Caveat Emptor: Customer Service Response Analyzed
For example, a business may have 500 employees, in everything from manufacturing to research to clerical.
The company may ship world wide.
Yet, if the company has a customer service department, today's expectation is the same principle as yesteryear's expectation: polite and timely response.
This is true whether it is in the internet age of email, or a simple phone call answered.
I find this critical to a business' reputation. A pleasant empathetic voice can make or break a company's reputation. A single, unpleasant or disrespectful secretary can misrepresent 500 dedicated employees. Being a "professional" means putting aside any personal issues and "putting on the work voice" and rising to the occasion of work. It is owed, not only to the employer, but to all the fellow employees, of whom one may represent.
Recently, I had an interesting interaction with a small company. Online reviews praise the store's incredible customer service personal touch.
In my case, it was not the in-store purchase, but mail order, instead. The business is run out of a man's home.
Once the purchase was made, a problem arose in which I emailed the contact early in the morning but did not get a response by late afternoon, so I called and left a voice mail. This was Day One.
Day Two, I did the same thing.
Day Three, again.
Day Four...several emails and another voice mail.
Day Five I received a call back.
The caller apologized and said, "You know, I don't think I got your email. You should know that emails are not always instant."
Please note that this is in the negative, twice. This makes it important.
Note that "think" is a weak assertion, which is in the negative and that the sentence about the emails is in the negative, making it also important.
Many people may question the validity, in context, of emails' speed.
Emails were sent 4 days in a row.

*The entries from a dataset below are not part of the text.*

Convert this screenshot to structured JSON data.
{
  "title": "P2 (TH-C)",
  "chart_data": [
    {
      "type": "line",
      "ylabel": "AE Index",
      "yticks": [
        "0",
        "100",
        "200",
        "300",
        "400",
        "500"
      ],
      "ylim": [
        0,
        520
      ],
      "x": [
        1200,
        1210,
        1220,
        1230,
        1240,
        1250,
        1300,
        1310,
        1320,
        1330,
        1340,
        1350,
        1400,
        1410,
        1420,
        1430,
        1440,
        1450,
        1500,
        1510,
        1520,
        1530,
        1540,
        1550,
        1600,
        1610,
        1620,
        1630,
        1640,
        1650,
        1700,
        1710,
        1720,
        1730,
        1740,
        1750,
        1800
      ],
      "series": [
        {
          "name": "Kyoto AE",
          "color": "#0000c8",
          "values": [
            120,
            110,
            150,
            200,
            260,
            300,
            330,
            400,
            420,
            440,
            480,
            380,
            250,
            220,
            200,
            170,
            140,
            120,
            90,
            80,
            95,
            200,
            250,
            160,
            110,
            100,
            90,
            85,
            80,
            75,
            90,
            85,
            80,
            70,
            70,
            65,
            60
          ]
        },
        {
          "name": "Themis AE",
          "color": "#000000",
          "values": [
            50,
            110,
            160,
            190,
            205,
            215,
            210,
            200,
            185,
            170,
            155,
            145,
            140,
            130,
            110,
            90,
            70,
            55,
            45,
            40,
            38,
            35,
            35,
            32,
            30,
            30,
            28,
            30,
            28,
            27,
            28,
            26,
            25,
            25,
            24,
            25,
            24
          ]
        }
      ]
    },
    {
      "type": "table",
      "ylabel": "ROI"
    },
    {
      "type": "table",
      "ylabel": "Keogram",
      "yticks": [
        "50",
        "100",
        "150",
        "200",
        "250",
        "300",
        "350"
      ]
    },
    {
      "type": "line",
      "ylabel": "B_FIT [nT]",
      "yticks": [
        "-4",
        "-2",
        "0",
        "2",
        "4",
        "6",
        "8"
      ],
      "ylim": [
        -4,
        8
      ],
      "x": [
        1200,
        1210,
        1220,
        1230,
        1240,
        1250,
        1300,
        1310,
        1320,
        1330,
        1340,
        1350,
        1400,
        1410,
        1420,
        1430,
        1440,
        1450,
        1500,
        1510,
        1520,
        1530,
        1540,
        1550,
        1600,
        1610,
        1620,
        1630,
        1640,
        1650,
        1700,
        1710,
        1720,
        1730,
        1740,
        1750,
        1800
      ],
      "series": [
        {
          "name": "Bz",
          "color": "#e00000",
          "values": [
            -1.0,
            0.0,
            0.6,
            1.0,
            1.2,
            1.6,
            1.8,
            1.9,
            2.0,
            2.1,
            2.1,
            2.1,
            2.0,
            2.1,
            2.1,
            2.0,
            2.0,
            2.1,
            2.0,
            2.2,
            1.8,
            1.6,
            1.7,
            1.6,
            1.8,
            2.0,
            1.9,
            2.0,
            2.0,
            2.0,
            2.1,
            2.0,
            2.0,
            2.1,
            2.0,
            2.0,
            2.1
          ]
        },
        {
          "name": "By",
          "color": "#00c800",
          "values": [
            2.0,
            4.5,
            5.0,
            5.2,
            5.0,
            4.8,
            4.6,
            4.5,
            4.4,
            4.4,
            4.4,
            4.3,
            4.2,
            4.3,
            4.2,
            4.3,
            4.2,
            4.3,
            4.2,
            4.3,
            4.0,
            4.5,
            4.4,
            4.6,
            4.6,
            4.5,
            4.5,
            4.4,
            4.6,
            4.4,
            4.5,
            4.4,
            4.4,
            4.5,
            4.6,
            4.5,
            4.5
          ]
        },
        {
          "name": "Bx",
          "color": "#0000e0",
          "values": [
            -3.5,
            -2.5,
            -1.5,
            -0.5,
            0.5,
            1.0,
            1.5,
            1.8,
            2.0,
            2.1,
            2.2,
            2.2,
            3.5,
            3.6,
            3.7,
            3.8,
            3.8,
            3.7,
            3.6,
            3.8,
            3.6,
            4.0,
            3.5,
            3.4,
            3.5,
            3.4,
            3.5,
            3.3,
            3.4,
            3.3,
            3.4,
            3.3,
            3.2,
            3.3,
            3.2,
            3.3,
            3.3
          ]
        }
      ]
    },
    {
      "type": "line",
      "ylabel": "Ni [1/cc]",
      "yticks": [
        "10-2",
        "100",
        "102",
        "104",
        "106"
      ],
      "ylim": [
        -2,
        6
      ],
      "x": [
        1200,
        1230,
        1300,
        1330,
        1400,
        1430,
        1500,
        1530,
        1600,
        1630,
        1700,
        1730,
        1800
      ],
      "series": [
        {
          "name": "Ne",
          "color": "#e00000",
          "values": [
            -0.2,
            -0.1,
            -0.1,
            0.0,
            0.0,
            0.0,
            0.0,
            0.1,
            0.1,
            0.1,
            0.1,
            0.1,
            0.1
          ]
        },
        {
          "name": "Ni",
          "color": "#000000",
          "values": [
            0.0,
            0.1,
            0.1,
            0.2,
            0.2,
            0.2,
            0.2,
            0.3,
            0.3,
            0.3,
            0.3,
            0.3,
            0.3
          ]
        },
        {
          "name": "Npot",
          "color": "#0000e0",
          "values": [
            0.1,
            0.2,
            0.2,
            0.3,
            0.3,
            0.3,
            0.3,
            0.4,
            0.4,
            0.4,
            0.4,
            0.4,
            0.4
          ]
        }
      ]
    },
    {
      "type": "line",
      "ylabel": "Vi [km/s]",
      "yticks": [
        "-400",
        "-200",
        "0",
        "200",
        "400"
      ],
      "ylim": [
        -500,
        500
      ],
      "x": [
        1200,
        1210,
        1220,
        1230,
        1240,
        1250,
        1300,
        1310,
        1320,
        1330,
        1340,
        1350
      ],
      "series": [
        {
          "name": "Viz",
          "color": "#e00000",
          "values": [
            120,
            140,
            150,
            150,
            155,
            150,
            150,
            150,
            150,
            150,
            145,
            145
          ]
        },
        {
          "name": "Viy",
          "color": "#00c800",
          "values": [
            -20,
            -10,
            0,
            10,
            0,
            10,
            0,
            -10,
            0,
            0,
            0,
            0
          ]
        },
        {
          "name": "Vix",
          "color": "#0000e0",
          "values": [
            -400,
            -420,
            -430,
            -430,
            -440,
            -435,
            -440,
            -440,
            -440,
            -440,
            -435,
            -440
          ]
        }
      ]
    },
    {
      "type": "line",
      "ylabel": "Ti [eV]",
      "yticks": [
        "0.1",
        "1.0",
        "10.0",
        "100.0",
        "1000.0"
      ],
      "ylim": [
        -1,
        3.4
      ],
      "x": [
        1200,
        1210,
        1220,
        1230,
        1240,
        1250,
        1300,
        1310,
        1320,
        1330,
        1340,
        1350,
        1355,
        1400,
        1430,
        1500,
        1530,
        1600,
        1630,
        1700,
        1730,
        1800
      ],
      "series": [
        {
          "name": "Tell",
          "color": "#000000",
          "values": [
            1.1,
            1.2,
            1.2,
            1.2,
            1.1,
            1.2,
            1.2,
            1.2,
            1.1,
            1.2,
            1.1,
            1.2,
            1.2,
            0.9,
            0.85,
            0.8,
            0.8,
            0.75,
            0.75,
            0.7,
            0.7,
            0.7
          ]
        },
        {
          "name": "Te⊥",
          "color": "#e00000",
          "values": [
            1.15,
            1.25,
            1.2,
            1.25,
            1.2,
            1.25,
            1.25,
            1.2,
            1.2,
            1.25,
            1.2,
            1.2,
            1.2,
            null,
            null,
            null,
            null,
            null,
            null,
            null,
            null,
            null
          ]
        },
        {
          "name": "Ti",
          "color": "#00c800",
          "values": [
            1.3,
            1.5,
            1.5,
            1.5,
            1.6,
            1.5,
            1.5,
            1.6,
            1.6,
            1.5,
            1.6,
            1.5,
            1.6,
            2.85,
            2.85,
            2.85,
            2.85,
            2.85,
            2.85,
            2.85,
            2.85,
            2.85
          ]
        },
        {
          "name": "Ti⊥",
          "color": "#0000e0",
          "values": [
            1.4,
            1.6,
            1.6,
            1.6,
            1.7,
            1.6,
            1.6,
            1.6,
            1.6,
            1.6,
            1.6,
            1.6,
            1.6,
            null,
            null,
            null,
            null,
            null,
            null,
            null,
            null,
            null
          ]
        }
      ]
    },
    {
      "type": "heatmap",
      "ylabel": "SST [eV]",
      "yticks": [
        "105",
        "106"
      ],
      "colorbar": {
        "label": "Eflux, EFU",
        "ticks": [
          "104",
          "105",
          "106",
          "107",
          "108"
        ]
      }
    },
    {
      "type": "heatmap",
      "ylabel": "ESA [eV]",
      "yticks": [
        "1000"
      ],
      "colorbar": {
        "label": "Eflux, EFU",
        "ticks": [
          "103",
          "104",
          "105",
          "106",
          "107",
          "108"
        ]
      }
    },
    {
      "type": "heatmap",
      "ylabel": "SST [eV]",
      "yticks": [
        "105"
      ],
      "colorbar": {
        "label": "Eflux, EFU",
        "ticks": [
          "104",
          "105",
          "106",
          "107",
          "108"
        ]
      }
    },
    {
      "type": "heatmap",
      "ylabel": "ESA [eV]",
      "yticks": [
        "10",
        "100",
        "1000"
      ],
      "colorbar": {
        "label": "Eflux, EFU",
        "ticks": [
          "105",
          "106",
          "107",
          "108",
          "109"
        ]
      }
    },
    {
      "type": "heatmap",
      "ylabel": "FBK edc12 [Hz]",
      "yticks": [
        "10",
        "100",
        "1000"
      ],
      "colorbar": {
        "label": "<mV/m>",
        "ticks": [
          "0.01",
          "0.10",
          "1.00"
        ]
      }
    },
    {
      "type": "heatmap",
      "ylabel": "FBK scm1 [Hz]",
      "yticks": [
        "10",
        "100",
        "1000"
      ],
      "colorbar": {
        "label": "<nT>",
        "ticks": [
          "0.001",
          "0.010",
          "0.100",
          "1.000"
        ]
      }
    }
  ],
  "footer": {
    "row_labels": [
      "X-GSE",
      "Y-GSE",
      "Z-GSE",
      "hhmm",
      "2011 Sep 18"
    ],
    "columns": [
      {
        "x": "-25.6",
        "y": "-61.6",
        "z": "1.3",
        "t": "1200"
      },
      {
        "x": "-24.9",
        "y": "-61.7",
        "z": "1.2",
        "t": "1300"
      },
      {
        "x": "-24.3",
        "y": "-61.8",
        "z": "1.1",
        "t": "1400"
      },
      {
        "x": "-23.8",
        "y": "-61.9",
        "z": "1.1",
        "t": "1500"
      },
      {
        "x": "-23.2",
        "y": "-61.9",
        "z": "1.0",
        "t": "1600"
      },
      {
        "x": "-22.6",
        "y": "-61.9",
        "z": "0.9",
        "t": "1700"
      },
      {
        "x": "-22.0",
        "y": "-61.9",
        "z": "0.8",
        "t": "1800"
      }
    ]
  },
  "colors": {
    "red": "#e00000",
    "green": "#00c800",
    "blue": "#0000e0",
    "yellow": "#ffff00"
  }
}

The key is to listen what you are being told. For me, I was listening to his apology about the 4 straight days of no responses. I had decided on Day 5 to no longer contact.
Then he said, "I'm going to be truthful and honest with you. I'm sorry I didn't get back to you earlier. I work from home. It's really hard to get work done when your kids are home from school."
When someone is deceptive with me, I politely bring the interaction to a close, and do not patronize the business again.
In this case, I noted that he did not say that his kids were home from school, so I checked and learned that the storm missed his area, so much so that a local called it "the storm that wasn't."
He went on to avoid answering my question and "promised" to make things "right" in a few "months", and this only "if he can." He said, "So you call me in three months."
When someone writes to me, I attempt to answer all emails expeditiously. I have found messages left for me at blogtalkradio.com and Linkedin.com which I do not check regularly, which were months old. Other times, I have found someone's email in my spam folder, which I don't regularly check unless I have a reason.
Yesterday, I learned that "google video call" does not show up in my email...from my lap top, that is, but it does on my iPhone!
My point is that there are, at times, good reason why someone does not return a call or an email.
But at other times, there may be reasons that are not so...
I barely passed Latin at St. Pius X Preparatory Seminary in 1978, but I did learn enough to know what that phrase means.